**TASK BRIEF:** Scan the entries below and extract each line with the word "icon" in it.

**RECORDS TO USE:**
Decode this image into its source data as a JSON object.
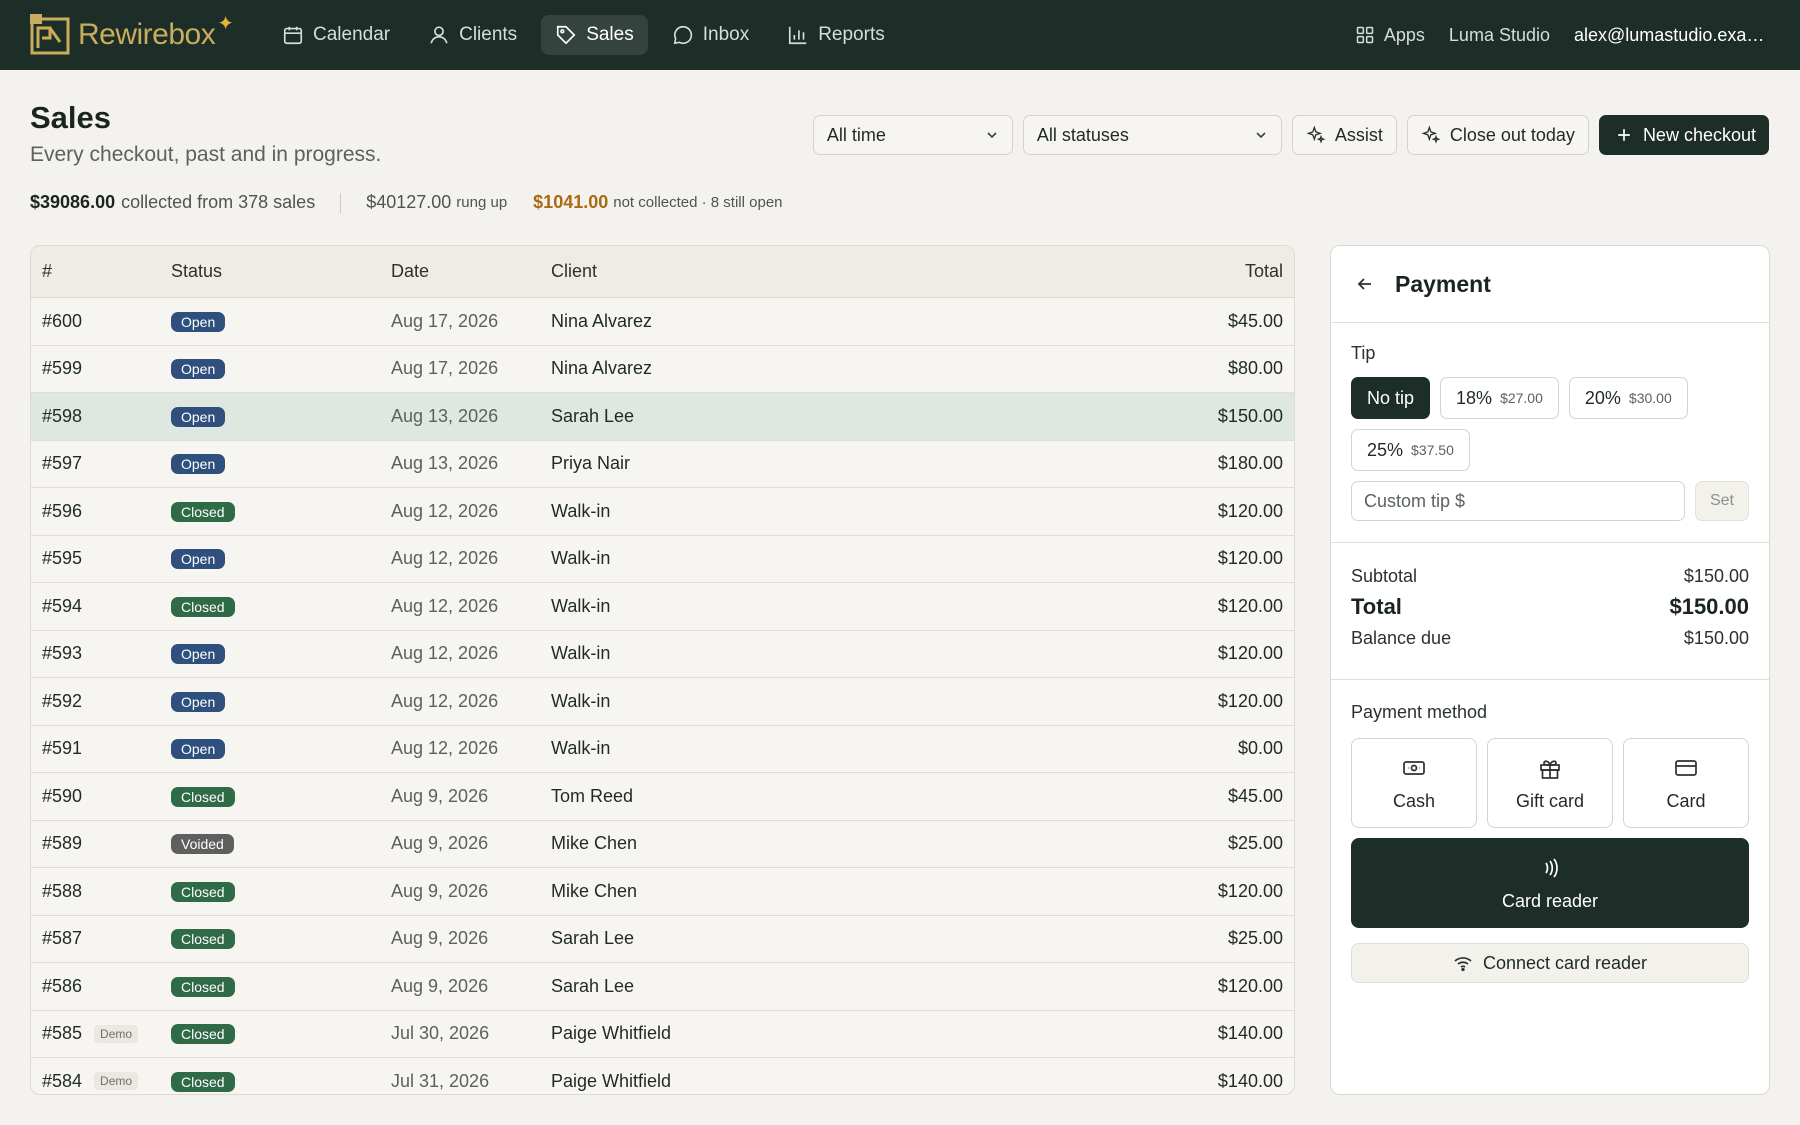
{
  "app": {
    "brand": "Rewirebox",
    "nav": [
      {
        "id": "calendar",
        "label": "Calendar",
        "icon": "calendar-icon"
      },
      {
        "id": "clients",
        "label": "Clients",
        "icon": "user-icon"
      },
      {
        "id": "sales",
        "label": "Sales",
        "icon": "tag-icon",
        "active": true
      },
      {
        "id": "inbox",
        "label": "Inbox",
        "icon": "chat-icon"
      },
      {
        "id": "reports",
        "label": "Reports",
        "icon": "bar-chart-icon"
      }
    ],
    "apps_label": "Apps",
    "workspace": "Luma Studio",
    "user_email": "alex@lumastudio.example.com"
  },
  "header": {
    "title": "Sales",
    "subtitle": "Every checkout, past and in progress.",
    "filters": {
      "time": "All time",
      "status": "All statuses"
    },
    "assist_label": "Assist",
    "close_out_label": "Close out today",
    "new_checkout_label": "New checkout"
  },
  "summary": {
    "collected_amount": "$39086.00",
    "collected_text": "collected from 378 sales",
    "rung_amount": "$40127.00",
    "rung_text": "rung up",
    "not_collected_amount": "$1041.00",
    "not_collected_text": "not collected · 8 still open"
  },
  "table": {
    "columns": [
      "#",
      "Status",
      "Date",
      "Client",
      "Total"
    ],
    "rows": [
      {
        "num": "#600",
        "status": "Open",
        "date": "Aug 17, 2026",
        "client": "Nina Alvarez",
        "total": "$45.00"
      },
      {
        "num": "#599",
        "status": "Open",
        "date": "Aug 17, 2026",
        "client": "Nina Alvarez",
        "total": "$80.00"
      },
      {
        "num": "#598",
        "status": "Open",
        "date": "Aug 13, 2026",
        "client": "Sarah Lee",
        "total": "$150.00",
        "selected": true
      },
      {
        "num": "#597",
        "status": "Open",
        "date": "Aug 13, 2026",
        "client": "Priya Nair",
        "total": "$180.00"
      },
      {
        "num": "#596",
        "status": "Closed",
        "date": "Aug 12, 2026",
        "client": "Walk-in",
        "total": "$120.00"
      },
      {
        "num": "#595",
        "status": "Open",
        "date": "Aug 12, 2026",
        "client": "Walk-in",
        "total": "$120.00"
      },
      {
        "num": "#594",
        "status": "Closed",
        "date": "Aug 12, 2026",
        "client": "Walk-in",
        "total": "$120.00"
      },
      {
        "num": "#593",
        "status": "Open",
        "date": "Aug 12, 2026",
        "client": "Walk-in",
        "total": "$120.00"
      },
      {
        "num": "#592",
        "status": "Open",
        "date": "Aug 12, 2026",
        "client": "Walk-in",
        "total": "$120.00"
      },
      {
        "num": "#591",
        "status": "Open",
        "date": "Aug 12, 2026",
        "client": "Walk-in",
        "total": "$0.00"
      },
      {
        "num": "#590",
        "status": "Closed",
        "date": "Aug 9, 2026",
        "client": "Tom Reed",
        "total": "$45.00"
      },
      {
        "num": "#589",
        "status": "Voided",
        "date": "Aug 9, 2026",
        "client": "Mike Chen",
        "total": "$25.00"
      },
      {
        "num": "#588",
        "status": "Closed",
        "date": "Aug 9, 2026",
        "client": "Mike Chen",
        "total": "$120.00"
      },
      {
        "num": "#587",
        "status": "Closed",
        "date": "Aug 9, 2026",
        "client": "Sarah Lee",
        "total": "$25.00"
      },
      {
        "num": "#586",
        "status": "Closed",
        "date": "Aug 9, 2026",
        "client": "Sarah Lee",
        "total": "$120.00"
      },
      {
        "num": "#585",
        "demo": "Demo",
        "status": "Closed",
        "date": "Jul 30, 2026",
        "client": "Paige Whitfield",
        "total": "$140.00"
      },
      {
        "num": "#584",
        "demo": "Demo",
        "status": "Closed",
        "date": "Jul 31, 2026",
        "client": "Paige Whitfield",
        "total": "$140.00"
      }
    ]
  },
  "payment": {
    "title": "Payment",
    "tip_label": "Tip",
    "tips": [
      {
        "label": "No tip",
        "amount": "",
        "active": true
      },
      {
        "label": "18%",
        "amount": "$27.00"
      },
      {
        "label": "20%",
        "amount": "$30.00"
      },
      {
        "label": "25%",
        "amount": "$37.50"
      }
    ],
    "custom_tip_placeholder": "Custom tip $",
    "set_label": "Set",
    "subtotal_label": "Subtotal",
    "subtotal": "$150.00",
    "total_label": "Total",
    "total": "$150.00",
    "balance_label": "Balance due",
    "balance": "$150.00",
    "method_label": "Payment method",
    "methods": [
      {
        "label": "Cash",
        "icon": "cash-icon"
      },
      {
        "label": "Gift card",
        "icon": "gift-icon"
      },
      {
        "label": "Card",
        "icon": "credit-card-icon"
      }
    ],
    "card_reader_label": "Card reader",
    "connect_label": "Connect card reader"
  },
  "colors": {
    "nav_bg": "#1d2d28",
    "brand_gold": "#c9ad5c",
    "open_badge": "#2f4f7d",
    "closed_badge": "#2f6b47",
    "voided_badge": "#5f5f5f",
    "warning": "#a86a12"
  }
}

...

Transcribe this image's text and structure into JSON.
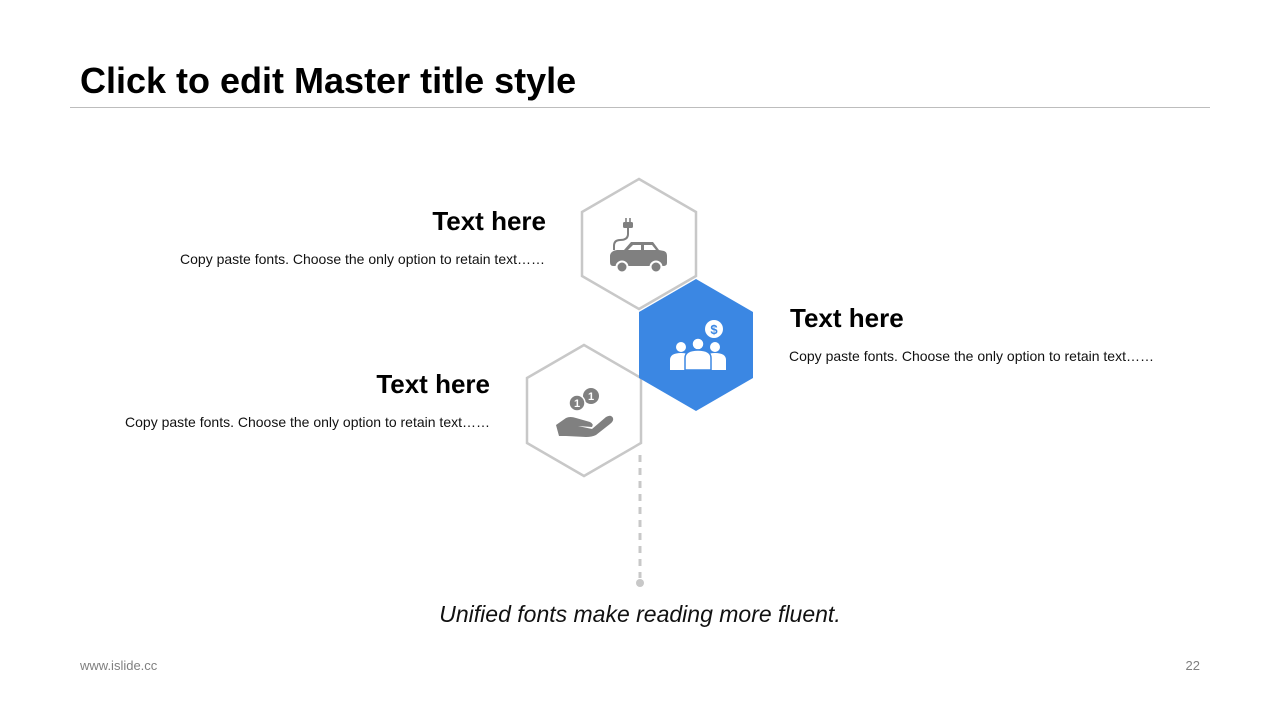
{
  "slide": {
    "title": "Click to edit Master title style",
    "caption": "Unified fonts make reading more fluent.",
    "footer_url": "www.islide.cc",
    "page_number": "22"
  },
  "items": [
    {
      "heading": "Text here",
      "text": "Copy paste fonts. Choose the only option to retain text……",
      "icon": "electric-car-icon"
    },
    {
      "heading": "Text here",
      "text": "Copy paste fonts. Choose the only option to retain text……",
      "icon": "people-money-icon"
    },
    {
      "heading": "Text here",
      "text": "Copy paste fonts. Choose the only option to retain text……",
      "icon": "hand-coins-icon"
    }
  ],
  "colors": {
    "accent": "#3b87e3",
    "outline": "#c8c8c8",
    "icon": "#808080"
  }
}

**SOLUTION TO THIS TASK:**
        "icon": "calendar-icon"
        "icon": "user-icon"
        "icon": "tag-icon",
        "icon": "chat-icon"
        "icon": "bar-chart-icon"
        "icon": "cash-icon"
        "icon": "gift-icon"
        "icon": "credit-card-icon"
      "icon": "electric-car-icon"
      "icon": "people-money-icon"
      "icon": "hand-coins-icon"
    "icon": "#808080"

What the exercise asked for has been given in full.